### Problem statement
Some lines below may hold the string "xcode". Count them and give only the total.

------------------------------

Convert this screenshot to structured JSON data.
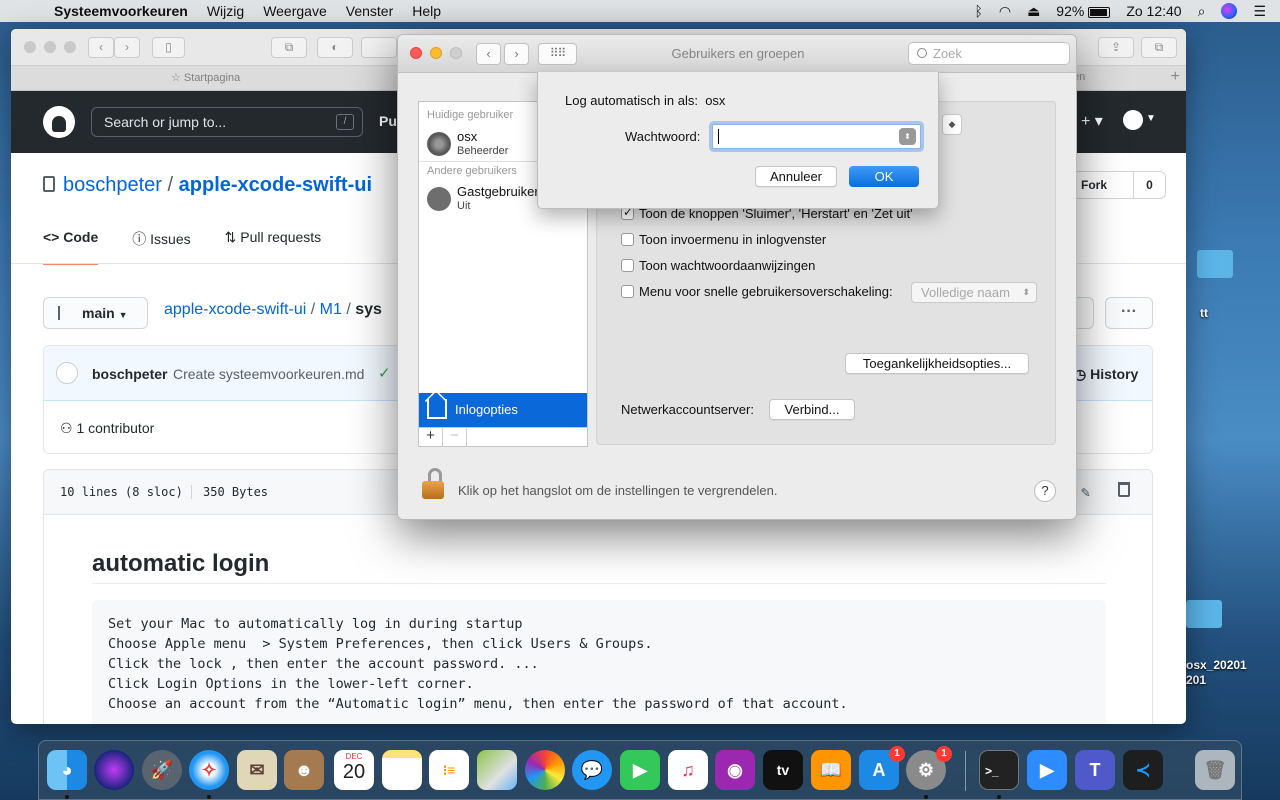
{
  "menubar": {
    "app": "Systeemvoorkeuren",
    "items": [
      "Wijzig",
      "Weergave",
      "Venster",
      "Help"
    ],
    "battery": "92%",
    "clock": "Zo 12:40"
  },
  "desktop": {
    "label_tt": "tt",
    "label_file1": "osx_20201",
    "label_file2": "201"
  },
  "safari": {
    "tab_start": "Startpagina",
    "tab_right": "en",
    "search_placeholder": "Search or jump to...",
    "search_slash": "/",
    "header_pu": "Pu",
    "repo_owner": "boschpeter",
    "repo_sep": "/",
    "repo_name": "apple-xcode-swift-ui",
    "tabs": [
      "Code",
      "Issues",
      "Pull requests"
    ],
    "fork_label": "Fork",
    "fork_count": "0",
    "branch": "main",
    "path_repo": "apple-xcode-swift-ui",
    "path_dir": "M1",
    "path_file": "sys",
    "more": "···",
    "commit_author": "boschpeter",
    "commit_message": "Create systeemvoorkeuren.md",
    "history": "History",
    "contributors": "1 contributor",
    "file_lines": "10 lines (8 sloc)",
    "file_size": "350 Bytes",
    "md_heading": "automatic login",
    "md_code": "Set your Mac to automatically log in during startup\nChoose Apple menu  > System Preferences, then click Users & Groups.\nClick the lock , then enter the account password. ...\nClick Login Options in the lower-left corner.\nChoose an account from the “Automatic login” menu, then enter the password of that account."
  },
  "prefs": {
    "title": "Gebruikers en groepen",
    "search_placeholder": "Zoek",
    "current_users_header": "Huidige gebruiker",
    "user_name": "osx",
    "user_role": "Beheerder",
    "other_users_header": "Andere gebruikers",
    "guest_name": "Gastgebruiker",
    "guest_status": "Uit",
    "login_options": "Inlogopties",
    "options": [
      {
        "label": "Toon de knoppen 'Sluimer', 'Herstart' en 'Zet uit'",
        "checked": true
      },
      {
        "label": "Toon invoermenu in inlogvenster",
        "checked": false
      },
      {
        "label": "Toon wachtwoordaanwijzingen",
        "checked": false
      },
      {
        "label": "Menu voor snelle gebruikersoverschakeling:",
        "checked": false
      }
    ],
    "fast_switch_value": "Volledige naam",
    "accessibility_button": "Toegankelijkheidsopties...",
    "network_label": "Netwerkaccountserver:",
    "connect_button": "Verbind...",
    "lock_text": "Klik op het hangslot om de instellingen te vergrendelen.",
    "help": "?"
  },
  "sheet": {
    "auto_login_label": "Log automatisch in als:",
    "auto_login_user": "osx",
    "password_label": "Wachtwoord:",
    "password_value": "",
    "cancel": "Annuleer",
    "ok": "OK"
  },
  "dock": {
    "apps": [
      "finder-icon",
      "siri-icon",
      "launchpad-icon",
      "safari-icon",
      "mail-icon",
      "contacts-icon",
      "calendar-icon",
      "notes-icon",
      "reminders-icon",
      "maps-icon",
      "photos-icon",
      "messages-icon",
      "facetime-icon",
      "music-icon",
      "podcasts-icon",
      "appletv-icon",
      "books-icon",
      "appstore-icon",
      "systemprefs-icon",
      "terminal-icon",
      "zoom-icon",
      "teams-icon",
      "vscode-icon",
      "trash-icon"
    ],
    "calendar_month": "DEC",
    "calendar_day": "20",
    "appstore_badge": "1",
    "prefs_badge": "1",
    "tv_label": "tv"
  }
}
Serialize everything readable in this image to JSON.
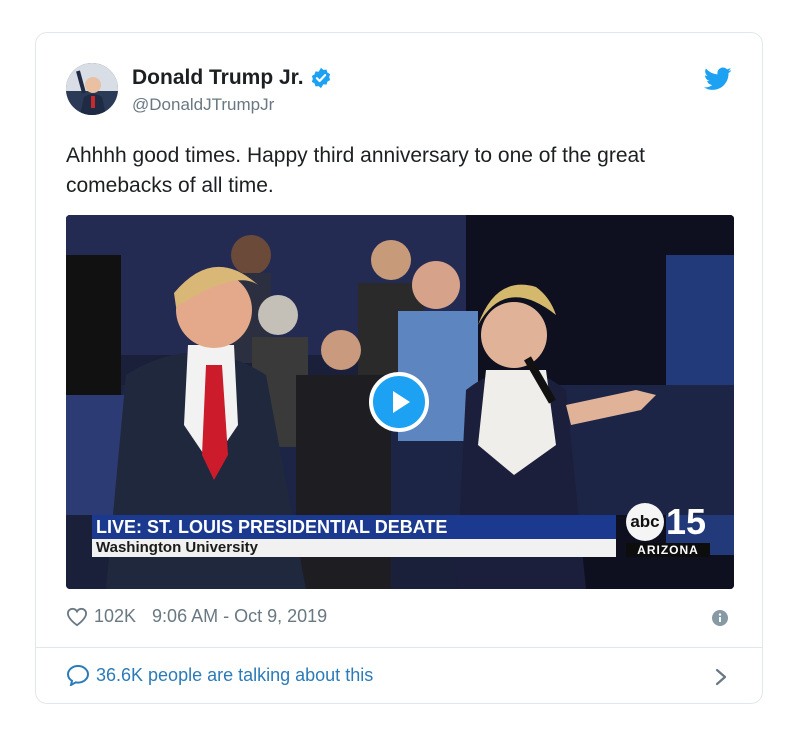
{
  "author": {
    "name": "Donald Trump Jr.",
    "handle": "@DonaldJTrumpJr",
    "avatar_icon": "profile-photo"
  },
  "tweet": {
    "text": "Ahhhh good times. Happy third anniversary to one of the great comebacks of all time."
  },
  "video": {
    "chyron_title": "LIVE: ST. LOUIS PRESIDENTIAL DEBATE",
    "chyron_subtitle": "Washington University",
    "logo_abc": "abc",
    "logo_number": "15",
    "logo_region": "ARIZONA"
  },
  "meta": {
    "likes": "102K",
    "timestamp": "9:06 AM - Oct 9, 2019"
  },
  "footer": {
    "talking": "36.6K people are talking about this"
  },
  "colors": {
    "twitter_blue": "#1da1f2",
    "link_blue": "#2b7bb9",
    "muted_gray": "#697882"
  }
}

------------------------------

### Solution to the exercise
2